§ The problem: Identify, in the records below, every line where the string "Compartido" appears, and copy each such line.

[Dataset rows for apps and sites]
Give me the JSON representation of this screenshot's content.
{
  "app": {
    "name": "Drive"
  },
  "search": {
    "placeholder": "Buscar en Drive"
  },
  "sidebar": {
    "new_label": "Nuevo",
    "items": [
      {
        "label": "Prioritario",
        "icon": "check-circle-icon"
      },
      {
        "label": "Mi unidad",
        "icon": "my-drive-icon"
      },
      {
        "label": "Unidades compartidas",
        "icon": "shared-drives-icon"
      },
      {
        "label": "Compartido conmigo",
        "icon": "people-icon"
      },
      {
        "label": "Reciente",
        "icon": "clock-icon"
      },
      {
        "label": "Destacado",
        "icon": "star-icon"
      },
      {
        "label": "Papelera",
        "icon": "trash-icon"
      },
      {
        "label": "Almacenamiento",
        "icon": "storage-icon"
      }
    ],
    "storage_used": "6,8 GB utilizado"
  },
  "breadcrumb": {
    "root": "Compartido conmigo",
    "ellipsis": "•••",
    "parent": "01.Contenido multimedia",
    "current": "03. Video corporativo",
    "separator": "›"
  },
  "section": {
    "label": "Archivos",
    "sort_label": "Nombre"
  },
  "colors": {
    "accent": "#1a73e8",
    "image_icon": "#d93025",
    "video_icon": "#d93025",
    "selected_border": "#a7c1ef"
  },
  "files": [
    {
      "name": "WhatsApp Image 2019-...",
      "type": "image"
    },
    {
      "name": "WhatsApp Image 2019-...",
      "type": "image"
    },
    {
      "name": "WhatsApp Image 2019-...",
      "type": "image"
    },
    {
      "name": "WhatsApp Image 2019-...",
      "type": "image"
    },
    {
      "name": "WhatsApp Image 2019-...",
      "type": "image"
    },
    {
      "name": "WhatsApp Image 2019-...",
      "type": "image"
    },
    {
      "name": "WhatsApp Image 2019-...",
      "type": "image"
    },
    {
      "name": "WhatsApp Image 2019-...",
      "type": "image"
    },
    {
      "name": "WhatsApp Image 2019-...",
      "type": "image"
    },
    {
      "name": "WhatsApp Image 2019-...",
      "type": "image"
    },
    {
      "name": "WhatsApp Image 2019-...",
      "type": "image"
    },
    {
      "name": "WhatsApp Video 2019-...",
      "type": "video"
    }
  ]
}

§ Result below:
        "label": "Compartido conmigo",
    "root": "Compartido conmigo",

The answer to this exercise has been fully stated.